Tropical rainforests serve as homes to many plants, including bromeliads, epiphytes, buttress roots, lianas, orchids, figs and saprophytes, along with several carnivorous plants. Tropical rainforests house over two-thirds of Earth's plant species. Plants thrive in these rainforests thanks to warm, moist air and fertile soils.
Tropical rainforest plants exist at all levels of the forest biome, although most grow on the ground. Others, called aerial plants, live higher up on the branches or trunks of trees. They feature air roots, which absorb water and nutrients from the surrounding air.
Regardless of where they live, tropical rainforest plants differ in physical appearance. Some, like strangler figs, exist as long, thin brown vines while orchids and bromeliads produce beautiful flowers. Some plants live harmoniously in their shared space, but others constantly compete for limited resources, particularly sunlight. Plants on the forest floor only receive a tiny portion of the sunlight shining through. To survive, they develop unique adaptation strategies. Strangler figs, for instance, grow vertically up trees. They act as parasites, robbing trees of nutrients and resources.

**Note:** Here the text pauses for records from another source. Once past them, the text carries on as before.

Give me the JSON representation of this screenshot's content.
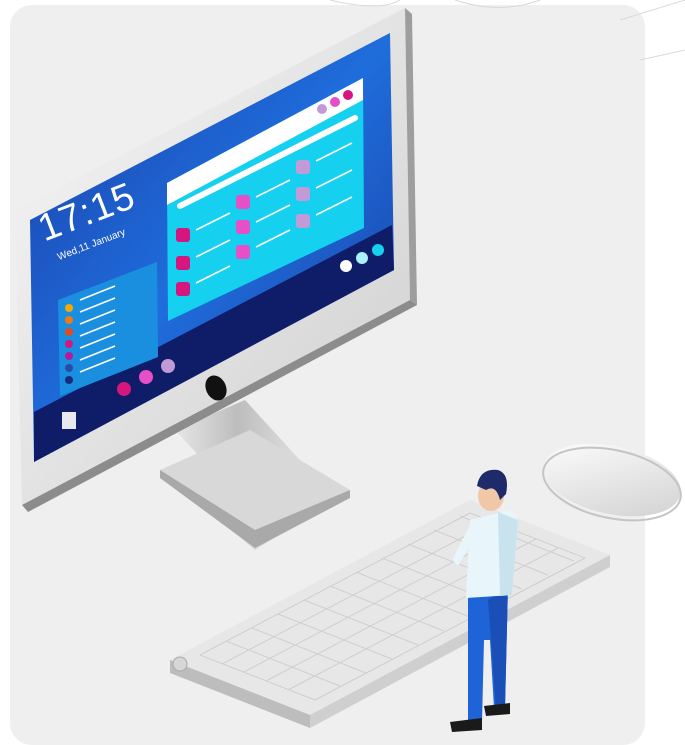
{
  "screen": {
    "time": "17:15",
    "date": "Wed,11 January"
  },
  "colors": {
    "background_card": "#efefef",
    "screen_dark": "#0f1c68",
    "screen_blue": "#1e63d6",
    "panel_cyan": "#16d0f0",
    "accent_magenta": "#d4167e",
    "accent_pink": "#e54fc8",
    "accent_lilac": "#c39ad8",
    "shirt": "#e8f6fb",
    "pants": "#1f63d8"
  },
  "icons": [
    "monitor-icon",
    "keyboard-icon",
    "mouse-icon",
    "person-icon"
  ]
}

Orchids rely on brilliant colors for survival. Their bright leaves attract pollinators, in turn facilitating their reproduction. The orchid family contains over 25,000 species, most of which live in the rainforest. Due to habitat loss and cultivation, however, many species face threats of extinction and endangerment.